by Arthur Miller Page 1 of 6 The Crucible , by Arthur Miller, was written during the early 1950s.
The government of Salem in 1692 was a Puritan theocracy. In other words, the town was under the unbending authority of the church. The leaders of the church, and especially the minister of the church, were very powerful figures, comparable to our elected officials. A person who was not a member in good standing of the church was not allowed to live in the community. All citizens were expected to conform to the teachings of the church at all times and to know its catechism, which contained the written statements of the church’s beliefs.
Select and adapt these learning activities to best meet the needs of your students, and to fit the time available: NB. Teachers wishing to have their students study The Crucible as part of a wider thematic unit, should visit this webquest - The Crucible: Timeless Persecutions . Engaging with the Issues Make a 3 column grid on the board with the columns headed: (1) Group (2) Reasons (3) Result which students copy.

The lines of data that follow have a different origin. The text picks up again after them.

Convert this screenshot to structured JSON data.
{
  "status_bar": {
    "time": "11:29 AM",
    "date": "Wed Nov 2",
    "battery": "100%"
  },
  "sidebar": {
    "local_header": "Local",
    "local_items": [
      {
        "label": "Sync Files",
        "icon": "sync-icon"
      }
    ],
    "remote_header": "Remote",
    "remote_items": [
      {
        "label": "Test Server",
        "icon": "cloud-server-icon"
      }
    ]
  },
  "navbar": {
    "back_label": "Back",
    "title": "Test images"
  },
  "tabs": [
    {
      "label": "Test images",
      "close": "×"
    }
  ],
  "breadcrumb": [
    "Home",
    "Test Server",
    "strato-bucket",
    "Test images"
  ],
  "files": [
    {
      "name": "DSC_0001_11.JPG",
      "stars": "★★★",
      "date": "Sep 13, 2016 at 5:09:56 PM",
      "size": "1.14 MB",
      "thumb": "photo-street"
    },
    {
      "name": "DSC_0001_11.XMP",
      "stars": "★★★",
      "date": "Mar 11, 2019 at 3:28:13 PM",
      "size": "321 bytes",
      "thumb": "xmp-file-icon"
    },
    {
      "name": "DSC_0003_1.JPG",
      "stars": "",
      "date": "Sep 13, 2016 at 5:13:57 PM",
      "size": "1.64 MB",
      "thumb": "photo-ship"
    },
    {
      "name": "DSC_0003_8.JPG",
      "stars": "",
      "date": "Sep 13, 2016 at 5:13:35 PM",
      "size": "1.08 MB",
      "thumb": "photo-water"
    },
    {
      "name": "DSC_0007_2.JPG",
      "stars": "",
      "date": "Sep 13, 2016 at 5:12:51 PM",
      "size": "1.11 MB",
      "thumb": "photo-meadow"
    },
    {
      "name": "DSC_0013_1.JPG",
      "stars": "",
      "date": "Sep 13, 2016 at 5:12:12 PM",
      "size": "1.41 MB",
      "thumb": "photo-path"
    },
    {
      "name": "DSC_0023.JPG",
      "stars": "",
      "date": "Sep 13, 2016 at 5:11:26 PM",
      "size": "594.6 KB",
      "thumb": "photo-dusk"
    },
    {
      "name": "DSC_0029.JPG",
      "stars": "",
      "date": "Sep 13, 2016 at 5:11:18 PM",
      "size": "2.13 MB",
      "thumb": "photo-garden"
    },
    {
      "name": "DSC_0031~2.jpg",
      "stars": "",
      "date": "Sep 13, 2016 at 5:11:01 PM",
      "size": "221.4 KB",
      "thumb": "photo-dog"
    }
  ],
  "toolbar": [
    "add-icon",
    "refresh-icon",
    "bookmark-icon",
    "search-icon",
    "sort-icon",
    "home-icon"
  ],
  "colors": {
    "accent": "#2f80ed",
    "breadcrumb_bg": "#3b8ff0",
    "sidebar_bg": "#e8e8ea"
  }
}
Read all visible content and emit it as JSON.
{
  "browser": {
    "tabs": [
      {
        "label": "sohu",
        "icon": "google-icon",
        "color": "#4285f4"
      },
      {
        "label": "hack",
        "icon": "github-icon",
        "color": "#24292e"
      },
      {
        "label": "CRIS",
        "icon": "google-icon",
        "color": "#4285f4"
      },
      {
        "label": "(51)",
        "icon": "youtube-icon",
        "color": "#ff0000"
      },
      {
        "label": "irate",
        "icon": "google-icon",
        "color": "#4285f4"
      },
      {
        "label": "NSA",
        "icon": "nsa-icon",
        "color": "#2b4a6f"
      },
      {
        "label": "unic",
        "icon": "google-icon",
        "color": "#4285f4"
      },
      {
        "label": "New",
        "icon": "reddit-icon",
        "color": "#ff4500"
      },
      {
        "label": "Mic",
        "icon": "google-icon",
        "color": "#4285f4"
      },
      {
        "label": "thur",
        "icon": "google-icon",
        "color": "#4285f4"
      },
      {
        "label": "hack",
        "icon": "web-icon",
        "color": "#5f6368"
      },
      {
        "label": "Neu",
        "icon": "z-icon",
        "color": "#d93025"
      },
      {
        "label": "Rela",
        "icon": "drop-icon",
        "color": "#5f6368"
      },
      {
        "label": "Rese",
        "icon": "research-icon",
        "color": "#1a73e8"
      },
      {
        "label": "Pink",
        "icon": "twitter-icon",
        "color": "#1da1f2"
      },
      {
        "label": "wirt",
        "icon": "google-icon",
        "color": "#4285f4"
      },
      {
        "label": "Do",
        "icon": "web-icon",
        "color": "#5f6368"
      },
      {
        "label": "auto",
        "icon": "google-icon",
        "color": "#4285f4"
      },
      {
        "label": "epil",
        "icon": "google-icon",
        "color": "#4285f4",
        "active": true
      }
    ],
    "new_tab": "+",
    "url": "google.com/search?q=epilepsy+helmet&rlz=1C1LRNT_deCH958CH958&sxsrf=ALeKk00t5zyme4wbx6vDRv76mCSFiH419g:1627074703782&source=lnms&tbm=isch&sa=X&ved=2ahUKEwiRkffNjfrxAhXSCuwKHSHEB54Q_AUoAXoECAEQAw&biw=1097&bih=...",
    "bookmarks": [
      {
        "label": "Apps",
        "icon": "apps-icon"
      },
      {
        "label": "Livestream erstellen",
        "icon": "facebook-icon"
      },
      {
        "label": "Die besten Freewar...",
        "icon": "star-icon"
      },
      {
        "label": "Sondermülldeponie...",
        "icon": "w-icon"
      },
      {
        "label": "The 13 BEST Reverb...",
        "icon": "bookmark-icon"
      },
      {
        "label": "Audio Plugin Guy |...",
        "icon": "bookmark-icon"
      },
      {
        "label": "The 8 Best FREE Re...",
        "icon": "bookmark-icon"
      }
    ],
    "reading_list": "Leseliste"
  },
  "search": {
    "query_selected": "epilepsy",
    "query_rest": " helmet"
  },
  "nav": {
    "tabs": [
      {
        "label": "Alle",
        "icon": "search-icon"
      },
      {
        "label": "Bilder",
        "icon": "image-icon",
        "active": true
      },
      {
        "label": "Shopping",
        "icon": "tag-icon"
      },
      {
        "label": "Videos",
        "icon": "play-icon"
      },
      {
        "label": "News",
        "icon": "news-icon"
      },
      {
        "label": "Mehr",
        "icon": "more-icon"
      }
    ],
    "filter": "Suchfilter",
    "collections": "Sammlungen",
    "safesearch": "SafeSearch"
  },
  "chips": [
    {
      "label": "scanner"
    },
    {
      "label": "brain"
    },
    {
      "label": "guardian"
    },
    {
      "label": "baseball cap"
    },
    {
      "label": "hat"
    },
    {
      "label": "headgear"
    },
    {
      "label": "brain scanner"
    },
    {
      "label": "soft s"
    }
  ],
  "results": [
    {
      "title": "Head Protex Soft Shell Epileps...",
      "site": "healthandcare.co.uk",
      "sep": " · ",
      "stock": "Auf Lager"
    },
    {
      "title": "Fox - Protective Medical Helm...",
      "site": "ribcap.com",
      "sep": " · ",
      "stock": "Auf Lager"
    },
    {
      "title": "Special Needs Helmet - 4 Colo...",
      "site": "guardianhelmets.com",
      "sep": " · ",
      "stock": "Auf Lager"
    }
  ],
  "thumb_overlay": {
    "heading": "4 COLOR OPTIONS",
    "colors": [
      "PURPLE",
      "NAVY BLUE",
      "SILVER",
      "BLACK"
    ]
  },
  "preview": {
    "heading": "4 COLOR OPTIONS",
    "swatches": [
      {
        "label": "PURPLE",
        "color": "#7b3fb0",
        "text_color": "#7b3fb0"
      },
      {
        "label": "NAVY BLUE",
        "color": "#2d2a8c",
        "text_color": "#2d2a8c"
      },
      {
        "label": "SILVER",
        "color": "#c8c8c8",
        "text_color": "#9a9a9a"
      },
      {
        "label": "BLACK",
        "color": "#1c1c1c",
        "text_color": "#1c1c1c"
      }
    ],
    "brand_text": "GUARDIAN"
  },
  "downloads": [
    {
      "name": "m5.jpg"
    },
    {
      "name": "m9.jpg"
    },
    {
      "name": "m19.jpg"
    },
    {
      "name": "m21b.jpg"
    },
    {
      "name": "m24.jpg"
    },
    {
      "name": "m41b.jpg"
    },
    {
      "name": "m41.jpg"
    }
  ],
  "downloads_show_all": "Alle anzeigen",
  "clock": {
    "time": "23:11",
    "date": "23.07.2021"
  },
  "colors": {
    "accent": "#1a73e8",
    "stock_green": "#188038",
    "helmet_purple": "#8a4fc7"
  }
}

Individually, get them to list under "Group" those sections of society who are the subject of prejudice or who tend to be blamed for social, economic and moral ills. Teachers may also wish to draw attention to current events which echo the Salem Witch Trials eg. the treatment of Moslems in the United States since 9/11.